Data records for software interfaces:
BEGIN

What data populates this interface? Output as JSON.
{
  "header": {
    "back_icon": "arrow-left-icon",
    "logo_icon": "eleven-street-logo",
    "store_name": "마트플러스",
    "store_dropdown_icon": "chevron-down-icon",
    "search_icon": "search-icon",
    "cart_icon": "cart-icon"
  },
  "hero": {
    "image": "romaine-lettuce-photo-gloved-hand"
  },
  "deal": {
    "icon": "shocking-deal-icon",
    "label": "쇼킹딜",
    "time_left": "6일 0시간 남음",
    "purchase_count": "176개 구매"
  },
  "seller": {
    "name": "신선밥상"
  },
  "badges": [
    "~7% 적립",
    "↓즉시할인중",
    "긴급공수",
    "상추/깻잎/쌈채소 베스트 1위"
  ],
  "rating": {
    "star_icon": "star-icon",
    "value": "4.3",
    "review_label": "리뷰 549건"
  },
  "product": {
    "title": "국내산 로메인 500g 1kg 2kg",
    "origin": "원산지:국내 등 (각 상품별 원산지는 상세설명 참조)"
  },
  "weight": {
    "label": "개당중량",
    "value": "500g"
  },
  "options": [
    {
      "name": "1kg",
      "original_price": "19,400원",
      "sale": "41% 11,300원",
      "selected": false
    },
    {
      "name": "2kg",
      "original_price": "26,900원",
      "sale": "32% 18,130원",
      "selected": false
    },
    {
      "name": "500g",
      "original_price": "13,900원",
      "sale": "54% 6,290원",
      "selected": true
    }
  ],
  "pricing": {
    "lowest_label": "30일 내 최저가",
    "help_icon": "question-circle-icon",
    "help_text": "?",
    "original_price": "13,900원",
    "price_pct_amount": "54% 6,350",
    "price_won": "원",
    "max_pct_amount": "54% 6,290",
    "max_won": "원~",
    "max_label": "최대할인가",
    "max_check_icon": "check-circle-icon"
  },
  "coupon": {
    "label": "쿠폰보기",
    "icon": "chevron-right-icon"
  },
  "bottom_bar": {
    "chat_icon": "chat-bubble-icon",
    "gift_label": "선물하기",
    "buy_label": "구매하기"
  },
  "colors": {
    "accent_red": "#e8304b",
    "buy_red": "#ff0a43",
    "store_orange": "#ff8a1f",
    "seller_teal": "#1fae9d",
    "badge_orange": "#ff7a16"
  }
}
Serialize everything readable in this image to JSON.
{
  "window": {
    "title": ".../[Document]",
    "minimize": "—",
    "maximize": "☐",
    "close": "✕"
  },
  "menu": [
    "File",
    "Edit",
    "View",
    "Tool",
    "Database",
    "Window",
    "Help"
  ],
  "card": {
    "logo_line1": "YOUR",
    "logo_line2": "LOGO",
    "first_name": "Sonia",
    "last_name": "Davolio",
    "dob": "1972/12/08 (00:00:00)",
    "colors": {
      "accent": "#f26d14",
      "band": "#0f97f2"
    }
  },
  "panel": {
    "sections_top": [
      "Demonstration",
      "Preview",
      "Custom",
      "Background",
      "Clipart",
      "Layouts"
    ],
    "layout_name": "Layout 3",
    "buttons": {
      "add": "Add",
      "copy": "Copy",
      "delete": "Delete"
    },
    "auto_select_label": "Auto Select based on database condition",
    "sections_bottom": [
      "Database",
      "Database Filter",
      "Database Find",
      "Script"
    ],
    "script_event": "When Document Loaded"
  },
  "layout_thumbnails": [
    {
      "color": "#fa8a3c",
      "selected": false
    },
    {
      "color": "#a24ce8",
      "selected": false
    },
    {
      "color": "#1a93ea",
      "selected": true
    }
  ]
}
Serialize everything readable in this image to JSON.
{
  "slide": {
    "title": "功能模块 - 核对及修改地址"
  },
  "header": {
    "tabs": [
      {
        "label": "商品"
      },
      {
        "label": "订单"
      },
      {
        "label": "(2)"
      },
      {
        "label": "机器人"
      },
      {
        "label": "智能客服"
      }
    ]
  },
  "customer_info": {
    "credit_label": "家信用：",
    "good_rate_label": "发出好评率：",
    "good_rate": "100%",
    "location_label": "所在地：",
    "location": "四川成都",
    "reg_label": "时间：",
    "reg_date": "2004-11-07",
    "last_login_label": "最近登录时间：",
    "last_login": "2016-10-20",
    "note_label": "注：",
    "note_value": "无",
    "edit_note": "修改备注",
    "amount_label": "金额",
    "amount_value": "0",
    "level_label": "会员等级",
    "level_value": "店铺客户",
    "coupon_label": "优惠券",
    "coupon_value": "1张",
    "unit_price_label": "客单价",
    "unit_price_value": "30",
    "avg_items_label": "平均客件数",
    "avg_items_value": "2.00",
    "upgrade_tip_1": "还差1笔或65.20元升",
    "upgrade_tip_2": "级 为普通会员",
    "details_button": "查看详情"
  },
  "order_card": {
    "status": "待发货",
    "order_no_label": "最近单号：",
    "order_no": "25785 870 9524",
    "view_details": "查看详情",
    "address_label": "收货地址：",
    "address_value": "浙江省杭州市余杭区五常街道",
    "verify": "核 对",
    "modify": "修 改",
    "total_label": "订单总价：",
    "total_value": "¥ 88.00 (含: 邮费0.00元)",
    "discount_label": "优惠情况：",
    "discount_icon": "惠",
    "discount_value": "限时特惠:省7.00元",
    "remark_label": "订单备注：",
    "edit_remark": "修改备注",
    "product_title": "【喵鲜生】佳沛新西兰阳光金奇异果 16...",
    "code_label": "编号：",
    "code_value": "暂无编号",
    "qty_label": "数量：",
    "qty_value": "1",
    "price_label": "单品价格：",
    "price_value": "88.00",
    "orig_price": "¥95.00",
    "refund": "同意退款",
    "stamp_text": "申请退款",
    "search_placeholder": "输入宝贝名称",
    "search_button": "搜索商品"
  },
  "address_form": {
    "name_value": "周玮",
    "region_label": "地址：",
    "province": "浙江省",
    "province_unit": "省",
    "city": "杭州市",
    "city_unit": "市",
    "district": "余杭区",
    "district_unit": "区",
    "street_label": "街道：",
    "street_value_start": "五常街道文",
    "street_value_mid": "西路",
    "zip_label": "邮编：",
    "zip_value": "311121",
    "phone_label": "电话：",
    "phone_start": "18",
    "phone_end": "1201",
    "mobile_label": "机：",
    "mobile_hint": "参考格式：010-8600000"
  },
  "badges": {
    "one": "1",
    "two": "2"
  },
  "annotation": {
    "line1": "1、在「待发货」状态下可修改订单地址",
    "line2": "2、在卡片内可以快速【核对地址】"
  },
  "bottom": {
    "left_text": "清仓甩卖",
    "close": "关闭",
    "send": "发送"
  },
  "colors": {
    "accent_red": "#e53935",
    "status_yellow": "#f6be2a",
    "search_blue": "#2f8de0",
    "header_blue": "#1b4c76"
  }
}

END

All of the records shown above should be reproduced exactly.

What data populates this interface? Output as JSON.
{
  "header": {
    "back_icon": "arrow-left-icon",
    "logo_icon": "eleven-street-logo",
    "store_name": "마트플러스",
    "store_dropdown_icon": "chevron-down-icon",
    "search_icon": "search-icon",
    "cart_icon": "cart-icon"
  },
  "hero": {
    "image": "romaine-lettuce-photo-gloved-hand"
  },
  "deal": {
    "icon": "shocking-deal-icon",
    "label": "쇼킹딜",
    "time_left": "6일 0시간 남음",
    "purchase_count": "176개 구매"
  },
  "seller": {
    "name": "신선밥상"
  },
  "badges": [
    "~7% 적립",
    "↓즉시할인중",
    "긴급공수",
    "상추/깻잎/쌈채소 베스트 1위"
  ],
  "rating": {
    "star_icon": "star-icon",
    "value": "4.3",
    "review_label": "리뷰 549건"
  },
  "product": {
    "title": "국내산 로메인 500g 1kg 2kg",
    "origin": "원산지:국내 등 (각 상품별 원산지는 상세설명 참조)"
  },
  "weight": {
    "label": "개당중량",
    "value": "500g"
  },
  "options": [
    {
      "name": "1kg",
      "original_price": "19,400원",
      "sale": "41% 11,300원",
      "selected": false
    },
    {
      "name": "2kg",
      "original_price": "26,900원",
      "sale": "32% 18,130원",
      "selected": false
    },
    {
      "name": "500g",
      "original_price": "13,900원",
      "sale": "54% 6,290원",
      "selected": true
    }
  ],
  "pricing": {
    "lowest_label": "30일 내 최저가",
    "help_icon": "question-circle-icon",
    "help_text": "?",
    "original_price": "13,900원",
    "price_pct_amount": "54% 6,350",
    "price_won": "원",
    "max_pct_amount": "54% 6,290",
    "max_won": "원~",
    "max_label": "최대할인가",
    "max_check_icon": "check-circle-icon"
  },
  "coupon": {
    "label": "쿠폰보기",
    "icon": "chevron-right-icon"
  },
  "bottom_bar": {
    "chat_icon": "chat-bubble-icon",
    "gift_label": "선물하기",
    "buy_label": "구매하기"
  },
  "colors": {
    "accent_red": "#e8304b",
    "buy_red": "#ff0a43",
    "store_orange": "#ff8a1f",
    "seller_teal": "#1fae9d",
    "badge_orange": "#ff7a16"
  }
}
Serialize everything readable in this image to JSON.
{
  "window": {
    "title": ".../[Document]",
    "minimize": "—",
    "maximize": "☐",
    "close": "✕"
  },
  "menu": [
    "File",
    "Edit",
    "View",
    "Tool",
    "Database",
    "Window",
    "Help"
  ],
  "card": {
    "logo_line1": "YOUR",
    "logo_line2": "LOGO",
    "first_name": "Sonia",
    "last_name": "Davolio",
    "dob": "1972/12/08 (00:00:00)",
    "colors": {
      "accent": "#f26d14",
      "band": "#0f97f2"
    }
  },
  "panel": {
    "sections_top": [
      "Demonstration",
      "Preview",
      "Custom",
      "Background",
      "Clipart",
      "Layouts"
    ],
    "layout_name": "Layout 3",
    "buttons": {
      "add": "Add",
      "copy": "Copy",
      "delete": "Delete"
    },
    "auto_select_label": "Auto Select based on database condition",
    "sections_bottom": [
      "Database",
      "Database Filter",
      "Database Find",
      "Script"
    ],
    "script_event": "When Document Loaded"
  },
  "layout_thumbnails": [
    {
      "color": "#fa8a3c",
      "selected": false
    },
    {
      "color": "#a24ce8",
      "selected": false
    },
    {
      "color": "#1a93ea",
      "selected": true
    }
  ]
}
Serialize everything readable in this image to JSON.
{
  "slide": {
    "title": "功能模块 - 核对及修改地址"
  },
  "header": {
    "tabs": [
      {
        "label": "商品"
      },
      {
        "label": "订单"
      },
      {
        "label": "(2)"
      },
      {
        "label": "机器人"
      },
      {
        "label": "智能客服"
      }
    ]
  },
  "customer_info": {
    "credit_label": "家信用：",
    "good_rate_label": "发出好评率：",
    "good_rate": "100%",
    "location_label": "所在地：",
    "location": "四川成都",
    "reg_label": "时间：",
    "reg_date": "2004-11-07",
    "last_login_label": "最近登录时间：",
    "last_login": "2016-10-20",
    "note_label": "注：",
    "note_value": "无",
    "edit_note": "修改备注",
    "amount_label": "金额",
    "amount_value": "0",
    "level_label": "会员等级",
    "level_value": "店铺客户",
    "coupon_label": "优惠券",
    "coupon_value": "1张",
    "unit_price_label": "客单价",
    "unit_price_value": "30",
    "avg_items_label": "平均客件数",
    "avg_items_value": "2.00",
    "upgrade_tip_1": "还差1笔或65.20元升",
    "upgrade_tip_2": "级 为普通会员",
    "details_button": "查看详情"
  },
  "order_card": {
    "status": "待发货",
    "order_no_label": "最近单号：",
    "order_no": "25785 870 9524",
    "view_details": "查看详情",
    "address_label": "收货地址：",
    "address_value": "浙江省杭州市余杭区五常街道",
    "verify": "核 对",
    "modify": "修 改",
    "total_label": "订单总价：",
    "total_value": "¥ 88.00 (含: 邮费0.00元)",
    "discount_label": "优惠情况：",
    "discount_icon": "惠",
    "discount_value": "限时特惠:省7.00元",
    "remark_label": "订单备注：",
    "edit_remark": "修改备注",
    "product_title": "【喵鲜生】佳沛新西兰阳光金奇异果 16...",
    "code_label": "编号：",
    "code_value": "暂无编号",
    "qty_label": "数量：",
    "qty_value": "1",
    "price_label": "单品价格：",
    "price_value": "88.00",
    "orig_price": "¥95.00",
    "refund": "同意退款",
    "stamp_text": "申请退款",
    "search_placeholder": "输入宝贝名称",
    "search_button": "搜索商品"
  },
  "address_form": {
    "name_value": "周玮",
    "region_label": "地址：",
    "province": "浙江省",
    "province_unit": "省",
    "city": "杭州市",
    "city_unit": "市",
    "district": "余杭区",
    "district_unit": "区",
    "street_label": "街道：",
    "street_value_start": "五常街道文",
    "street_value_mid": "西路",
    "zip_label": "邮编：",
    "zip_value": "311121",
    "phone_label": "电话：",
    "phone_start": "18",
    "phone_end": "1201",
    "mobile_label": "机：",
    "mobile_hint": "参考格式：010-8600000"
  },
  "badges": {
    "one": "1",
    "two": "2"
  },
  "annotation": {
    "line1": "1、在「待发货」状态下可修改订单地址",
    "line2": "2、在卡片内可以快速【核对地址】"
  },
  "bottom": {
    "left_text": "清仓甩卖",
    "close": "关闭",
    "send": "发送"
  },
  "colors": {
    "accent_red": "#e53935",
    "status_yellow": "#f6be2a",
    "search_blue": "#2f8de0",
    "header_blue": "#1b4c76"
  }
}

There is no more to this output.